→ Your objective: Reproduce each line from the records that holds "content".

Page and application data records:
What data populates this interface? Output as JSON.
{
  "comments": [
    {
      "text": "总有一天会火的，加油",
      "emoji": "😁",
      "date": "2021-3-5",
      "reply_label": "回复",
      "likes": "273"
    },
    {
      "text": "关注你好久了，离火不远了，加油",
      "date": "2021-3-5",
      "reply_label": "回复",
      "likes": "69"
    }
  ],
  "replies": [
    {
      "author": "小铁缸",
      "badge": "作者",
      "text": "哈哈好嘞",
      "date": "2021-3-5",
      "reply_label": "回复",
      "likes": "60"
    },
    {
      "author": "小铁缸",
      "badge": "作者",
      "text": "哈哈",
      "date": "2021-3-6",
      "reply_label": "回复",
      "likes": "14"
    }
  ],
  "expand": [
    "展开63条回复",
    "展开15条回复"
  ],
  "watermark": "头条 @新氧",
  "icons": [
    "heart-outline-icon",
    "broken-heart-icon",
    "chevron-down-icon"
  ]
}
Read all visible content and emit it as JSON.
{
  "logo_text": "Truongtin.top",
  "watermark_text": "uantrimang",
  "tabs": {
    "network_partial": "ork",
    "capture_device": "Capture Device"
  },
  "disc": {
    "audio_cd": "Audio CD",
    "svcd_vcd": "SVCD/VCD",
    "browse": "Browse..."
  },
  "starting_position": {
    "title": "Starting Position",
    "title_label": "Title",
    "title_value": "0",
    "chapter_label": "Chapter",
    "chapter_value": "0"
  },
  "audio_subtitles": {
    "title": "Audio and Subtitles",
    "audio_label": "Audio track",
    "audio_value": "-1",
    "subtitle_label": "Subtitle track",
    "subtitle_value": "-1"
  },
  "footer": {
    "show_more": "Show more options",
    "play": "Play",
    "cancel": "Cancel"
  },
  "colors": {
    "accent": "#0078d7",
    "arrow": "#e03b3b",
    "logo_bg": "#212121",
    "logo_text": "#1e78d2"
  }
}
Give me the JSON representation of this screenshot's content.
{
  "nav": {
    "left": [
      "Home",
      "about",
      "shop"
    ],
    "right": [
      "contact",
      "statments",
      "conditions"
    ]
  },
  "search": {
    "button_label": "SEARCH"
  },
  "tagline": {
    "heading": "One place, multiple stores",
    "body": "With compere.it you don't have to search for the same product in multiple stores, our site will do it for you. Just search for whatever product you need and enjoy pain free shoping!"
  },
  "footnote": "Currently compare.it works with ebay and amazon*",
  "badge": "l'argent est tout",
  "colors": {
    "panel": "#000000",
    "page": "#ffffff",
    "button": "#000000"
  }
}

→ Answer for this exercise:
Read all visible content and emit it as JSON.
Give me the JSON representation of this screenshot's content.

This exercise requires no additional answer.